What is the number of lines in the entries that contain the word "value"? Reply with that number only.

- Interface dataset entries
====================
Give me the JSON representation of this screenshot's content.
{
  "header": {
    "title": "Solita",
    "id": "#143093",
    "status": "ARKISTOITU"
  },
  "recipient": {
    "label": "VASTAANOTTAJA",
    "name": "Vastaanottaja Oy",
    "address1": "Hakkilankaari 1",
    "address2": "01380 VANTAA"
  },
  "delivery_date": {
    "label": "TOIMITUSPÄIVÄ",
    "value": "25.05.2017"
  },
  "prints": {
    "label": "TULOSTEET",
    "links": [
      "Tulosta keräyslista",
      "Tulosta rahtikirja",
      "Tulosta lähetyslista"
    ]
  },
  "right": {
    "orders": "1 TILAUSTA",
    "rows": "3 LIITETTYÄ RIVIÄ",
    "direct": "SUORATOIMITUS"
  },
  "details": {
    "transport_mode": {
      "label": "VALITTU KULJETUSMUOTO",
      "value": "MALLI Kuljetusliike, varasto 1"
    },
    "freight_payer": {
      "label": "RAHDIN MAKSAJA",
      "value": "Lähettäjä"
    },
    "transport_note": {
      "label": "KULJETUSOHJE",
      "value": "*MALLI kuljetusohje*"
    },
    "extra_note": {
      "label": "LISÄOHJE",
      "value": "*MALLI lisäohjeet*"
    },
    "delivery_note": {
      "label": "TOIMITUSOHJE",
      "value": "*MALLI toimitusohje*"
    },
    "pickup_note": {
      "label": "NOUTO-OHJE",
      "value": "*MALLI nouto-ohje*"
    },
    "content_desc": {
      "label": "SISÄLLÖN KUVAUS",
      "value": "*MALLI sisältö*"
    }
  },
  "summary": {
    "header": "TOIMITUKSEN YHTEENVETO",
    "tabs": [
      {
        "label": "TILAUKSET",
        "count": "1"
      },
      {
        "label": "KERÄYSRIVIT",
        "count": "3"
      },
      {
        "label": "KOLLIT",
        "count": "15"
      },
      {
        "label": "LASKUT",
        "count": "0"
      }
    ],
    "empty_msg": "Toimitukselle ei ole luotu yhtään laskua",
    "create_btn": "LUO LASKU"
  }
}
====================
- WRITTEN RESPONSE
8